The panel estimated that this proposal would keep the cost of child care at or below 7 per cent of most families’ income.
This heavily debated provision would expand Medicare to include coverage of dental, hearing and vision services.
Cut prescription drug prices
Another key part of the bill is aimed at helping to slash prescription drug prices.
Americans on average pay two to three times as much as people in other countries for prescription drugs, according to the White House.
The administration will lower drug costs by letting Medicare negotiate prices and removing the impact of pharmaceutical companies.
How the Biden administration plans to pay for it
Democrats have included tax plan to pay for the huge bill, that mainly targets the rich.
The corporate tax rate would rise from 21 per cent to 26 percent, and the top income tax rate for Americans making over $400,000 would increase from 37 per cent to 39.6 percent.
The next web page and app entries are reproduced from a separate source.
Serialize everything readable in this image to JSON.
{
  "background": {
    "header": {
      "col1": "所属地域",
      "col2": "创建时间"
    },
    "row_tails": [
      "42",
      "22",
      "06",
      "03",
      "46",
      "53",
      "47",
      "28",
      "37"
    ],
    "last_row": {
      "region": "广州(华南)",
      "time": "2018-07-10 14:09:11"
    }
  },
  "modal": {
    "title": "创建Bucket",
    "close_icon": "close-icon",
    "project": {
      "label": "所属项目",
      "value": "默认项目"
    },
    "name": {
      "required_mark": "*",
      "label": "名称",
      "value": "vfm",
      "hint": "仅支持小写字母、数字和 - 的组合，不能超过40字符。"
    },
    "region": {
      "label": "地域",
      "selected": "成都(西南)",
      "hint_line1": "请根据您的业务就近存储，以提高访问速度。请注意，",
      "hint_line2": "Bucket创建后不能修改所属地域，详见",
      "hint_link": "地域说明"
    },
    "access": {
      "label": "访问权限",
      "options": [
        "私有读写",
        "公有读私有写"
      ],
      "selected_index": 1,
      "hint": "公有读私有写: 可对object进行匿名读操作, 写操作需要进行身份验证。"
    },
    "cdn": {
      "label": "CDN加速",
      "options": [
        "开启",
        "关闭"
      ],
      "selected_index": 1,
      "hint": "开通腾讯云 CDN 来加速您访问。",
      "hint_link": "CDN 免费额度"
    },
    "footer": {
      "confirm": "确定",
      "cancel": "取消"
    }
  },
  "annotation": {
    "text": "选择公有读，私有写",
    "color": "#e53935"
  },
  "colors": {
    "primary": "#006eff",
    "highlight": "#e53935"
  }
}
The top capital gains rate would also go from 20 percent to 25 percent.
Biden has promised he won’t raise taxes on anyone earning less than $400,000, but Republicans insist that simply won’t happen.
Democrats are also looking to spend $79billion in additional funding to bulk up IRS enforcement and try and crack down on tax avoiders.
This includes a plan that banks will be have to report transactions over $600 to the IRS.
This crackdown on unreported income is expected to generate $463 billion over the next decade, according to the Office of Tax Analysis. That money would be used to partially fund Biden’s $3.5 trillion budget reconciliation plan.
The Joint Committee on Taxation estimates the tax changes spearheaded by Democrats would raise more than $2 trillion in revenue over 10 years, with roughly $1 trillion in tax increases from high-income Americans and nearly $1 trillion from corporate and international tax reforms.
How much will it really cost?
The White House has suggested that the huge spending plan will cost ‘zero dollars’.
But an analysis by the Committee for a Responsible Federal Budget (CRFB) found the proposals in the agenda would require the US to directly borrow $1 trillion, projecting that nearly $3 trillion would be added to the national debt over the next 10 years.
The former measure, which passed the Senate in August, would only offset its own costs by about $200 billion according to the CRFB. That leaves $350 billion to be paid.